One last note on these polls. In the December poll, Bush's re-elect number among Hispanics was an abysmal 27 percent, compared to 56 percent for the Democratic candidate. That's a 29 point gap and with any reasonable allocation of undecideds that gap should, if anything, be considered wider. By comparison, in 2000, Bush received 35 percent support among Hispanics and lost them by 27 points.

And we're supposed to believe Bush is in a "strong position" with Hispanics? Maybe in some other universe.


Ruy Teixeira is predicting the Republicans are in trouble...

Must mean another clock-cleaning for the Democrats is just around the corner!

As Chico Escuela said, "Keep your eye on the ball." Bush has to get 40% of Hispanics. The fact that his reelect among Hispanics is only 27% in this poll is of great significance.
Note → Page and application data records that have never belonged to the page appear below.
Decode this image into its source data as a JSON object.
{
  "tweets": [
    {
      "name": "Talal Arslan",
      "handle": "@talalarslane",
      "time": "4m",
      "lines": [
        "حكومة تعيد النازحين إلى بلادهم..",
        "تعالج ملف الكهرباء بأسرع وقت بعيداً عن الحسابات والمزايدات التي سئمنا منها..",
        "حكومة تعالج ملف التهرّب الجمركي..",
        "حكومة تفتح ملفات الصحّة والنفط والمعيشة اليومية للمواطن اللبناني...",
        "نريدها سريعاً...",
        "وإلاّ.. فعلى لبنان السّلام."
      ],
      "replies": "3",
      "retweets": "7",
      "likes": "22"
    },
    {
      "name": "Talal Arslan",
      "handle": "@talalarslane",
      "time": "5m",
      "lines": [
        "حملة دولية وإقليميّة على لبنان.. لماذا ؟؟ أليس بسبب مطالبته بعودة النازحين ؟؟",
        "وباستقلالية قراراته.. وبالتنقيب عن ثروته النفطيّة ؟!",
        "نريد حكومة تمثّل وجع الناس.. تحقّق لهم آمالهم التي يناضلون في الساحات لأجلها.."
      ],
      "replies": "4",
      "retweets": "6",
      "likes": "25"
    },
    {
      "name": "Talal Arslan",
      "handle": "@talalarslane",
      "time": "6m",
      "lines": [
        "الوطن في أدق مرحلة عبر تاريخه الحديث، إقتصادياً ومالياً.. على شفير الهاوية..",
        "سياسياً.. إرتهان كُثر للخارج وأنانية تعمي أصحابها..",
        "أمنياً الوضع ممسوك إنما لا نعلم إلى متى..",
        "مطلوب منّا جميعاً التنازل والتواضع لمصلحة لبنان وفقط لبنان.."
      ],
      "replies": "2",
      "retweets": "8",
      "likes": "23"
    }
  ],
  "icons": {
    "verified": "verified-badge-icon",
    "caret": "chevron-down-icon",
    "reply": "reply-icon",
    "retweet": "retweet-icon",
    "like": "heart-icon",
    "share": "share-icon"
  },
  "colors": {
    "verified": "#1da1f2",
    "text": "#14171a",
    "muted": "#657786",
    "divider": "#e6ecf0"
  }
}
Why does Bush need to get 40% of Hispanics? He got 35% and won last time.

Besides, Hispanics still make up only a small portion of the electorate. Around 7% of voters nationwide in 2002 were Hispanic. Assume 8% for 2004 (generous). Say they go 3-1 for the Democratic nominee. That's 4% of the total electorate. Whites were 81% of voters in 2002. So Bush'd just need about a one-half of one-percent shift in White voters to counter his Hispanic numbers slipping to 27% (from 35%).
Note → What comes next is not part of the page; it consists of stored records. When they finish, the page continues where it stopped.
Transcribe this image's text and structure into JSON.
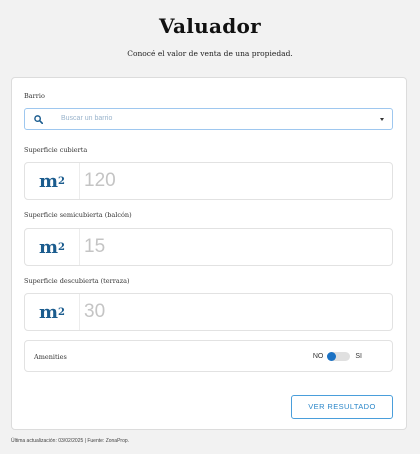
{
  "header": {
    "title": "Valuador",
    "subtitle": "Conocé el valor de venta de una propiedad."
  },
  "form": {
    "barrio": {
      "label": "Barrio",
      "placeholder": "Buscar un barrio",
      "icon": "search-icon"
    },
    "cubierta": {
      "label": "Superficie cubierta",
      "unit": "m",
      "unit_exp": "2",
      "placeholder": "120"
    },
    "semicubierta": {
      "label": "Superficie semicubierta (balcón)",
      "unit": "m",
      "unit_exp": "2",
      "placeholder": "15"
    },
    "descubierta": {
      "label": "Superficie descubierta (terraza)",
      "unit": "m",
      "unit_exp": "2",
      "placeholder": "30"
    },
    "amenities": {
      "label": "Amenities",
      "off_label": "NO",
      "on_label": "SI",
      "checked": false
    },
    "submit_label": "VER RESULTADO"
  },
  "footer": {
    "text": "Última actualización: 03/02/2025 | Fuente: ZonaProp."
  },
  "colors": {
    "accent": "#1c72c4",
    "unit": "#1b5c8e",
    "button": "#2a86c9"
  }
}
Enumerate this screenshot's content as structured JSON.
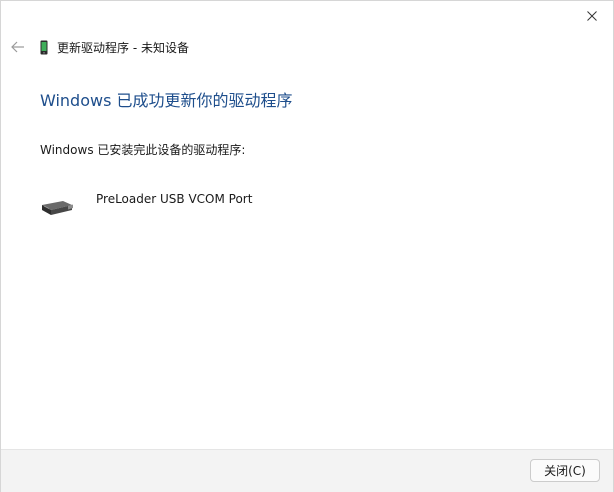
{
  "window": {
    "title": "更新驱动程序 - 未知设备"
  },
  "content": {
    "heading": "Windows 已成功更新你的驱动程序",
    "subtext": "Windows 已安装完此设备的驱动程序:",
    "device_name": "PreLoader USB VCOM Port"
  },
  "footer": {
    "close_label": "关闭(C)"
  },
  "icons": {
    "close": "close-icon",
    "back": "back-arrow-icon",
    "title_device": "phone-device-icon",
    "device": "usb-port-device-icon"
  },
  "colors": {
    "heading": "#1e4e8c",
    "footer_bg": "#f3f3f3"
  }
}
You write as if we elected our President directly. (A consummation devoutly to be wished, but not in our lifetimes.) Hispanics are concentrated in the pivotal swing states of the Southwest and hugely influential California. Also, both parties are courting them aggressively because they are the fastest growing minority.

I should have said that Bush needs 40% of Hispanics if he runs at the same percentage as 2000 among non-Hispanics. The reason 35% won't do is that the Hispanic share of the total vote is increasing.
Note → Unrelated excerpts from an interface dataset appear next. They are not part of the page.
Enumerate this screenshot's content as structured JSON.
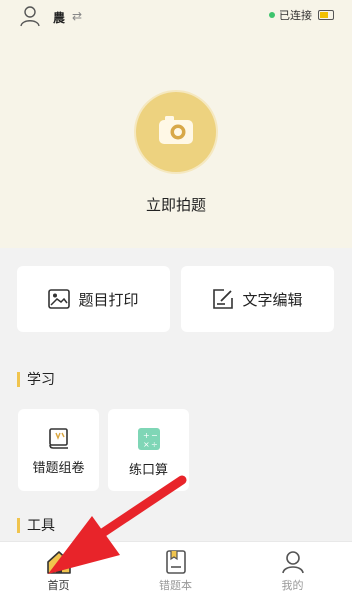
{
  "header": {
    "username": "農",
    "status_text": "已连接",
    "status_color": "#3ec46d",
    "icons": [
      "user-icon",
      "switch-icon",
      "battery-icon"
    ]
  },
  "capture": {
    "label": "立即拍题",
    "icon": "camera-icon",
    "accent": "#edd27f"
  },
  "actions": [
    {
      "label": "题目打印",
      "icon": "image-print-icon"
    },
    {
      "label": "文字编辑",
      "icon": "edit-text-icon"
    }
  ],
  "sections": {
    "study": {
      "title": "学习"
    },
    "tools": {
      "title": "工具"
    }
  },
  "study_items": [
    {
      "label": "错题组卷",
      "icon": "book-icon"
    },
    {
      "label": "练口算",
      "icon": "calculator-icon"
    }
  ],
  "tabbar": {
    "items": [
      {
        "label": "首页",
        "icon": "home-icon",
        "active": true
      },
      {
        "label": "错题本",
        "icon": "notebook-icon",
        "active": false
      },
      {
        "label": "我的",
        "icon": "profile-icon",
        "active": false
      }
    ]
  },
  "annotation": {
    "color": "#e8242a",
    "icon": "red-arrow-icon"
  }
}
I hear you Ron, and if the "Hispanic vote" in 2004 is 8% of total electorate as opposed to the 7% in 2002, then your'e right. But Bush certainly doesn't "need 40% of the Hispanic vote to win" the 2004 election. As my numbers described below, a one-half of one-percentage point shift in the "white vote" (all these "ethnic vote" terms are a little silly, anyway) would offset a 15 % shift in the Hispanic vote.

Wagster -- I, too, find the electoral college weird, but hey, rules is rules. But I don't know about Hispanics being especially well-concentrated to have more power in the electoral college than any other 12% of the population (not that "Hispanics" vote the same way, anyway). You cite the "pivotal" Southwest states, but California and Texas are probably not in play in 2004, so you must mean Nevada, Arizona, and New Mexcio. But are they any less "pivotal" than Iowa, Wisconsin, Oregon, New Hampshire, West Va., etc., all of which were very very close in 2000?

I think all votes are important, and Ruy is doing what Mickey Kaus calls playing up the "Hispanic Hype". It's just another group, and annoyingly for some Democratic strategists, not easily led to believe in group victimology. Ruy's EMD thesis, which I look forward to him eating if the Dems get their butts kicked in 2004, relies on a constant stream of Democrat-voting Mexican immigrants. But every current has an undercurrent -- what happens when Mexican-Americans get wealthier? Do they still vote Democrat?

If the vote's as close as it was in 2000, then any group can claim to be "pivotal," and they are. But